What you are asked to do:
Check each line of the records below and collect those holding "HOME".

######

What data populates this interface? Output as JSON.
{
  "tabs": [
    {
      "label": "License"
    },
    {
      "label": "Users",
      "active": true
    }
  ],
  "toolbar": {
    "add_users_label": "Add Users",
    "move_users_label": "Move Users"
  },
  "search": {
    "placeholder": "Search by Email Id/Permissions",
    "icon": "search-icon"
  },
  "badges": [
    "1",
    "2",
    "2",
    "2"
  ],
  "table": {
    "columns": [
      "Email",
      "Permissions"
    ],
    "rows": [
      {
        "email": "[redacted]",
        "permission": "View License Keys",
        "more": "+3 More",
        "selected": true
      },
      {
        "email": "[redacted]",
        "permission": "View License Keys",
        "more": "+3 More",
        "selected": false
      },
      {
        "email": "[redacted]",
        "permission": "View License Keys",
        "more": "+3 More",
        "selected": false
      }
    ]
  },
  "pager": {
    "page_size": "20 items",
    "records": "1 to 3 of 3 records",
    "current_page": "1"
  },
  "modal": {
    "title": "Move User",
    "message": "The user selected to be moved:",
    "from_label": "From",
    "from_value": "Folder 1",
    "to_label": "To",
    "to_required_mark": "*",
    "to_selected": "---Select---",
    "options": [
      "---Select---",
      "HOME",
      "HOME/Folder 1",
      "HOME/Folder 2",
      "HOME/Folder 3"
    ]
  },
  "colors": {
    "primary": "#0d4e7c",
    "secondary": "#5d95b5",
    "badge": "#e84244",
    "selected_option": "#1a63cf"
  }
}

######

Solution to the exercise:
      "HOME",
      "HOME/Folder 1",
      "HOME/Folder 2",
      "HOME/Folder 3"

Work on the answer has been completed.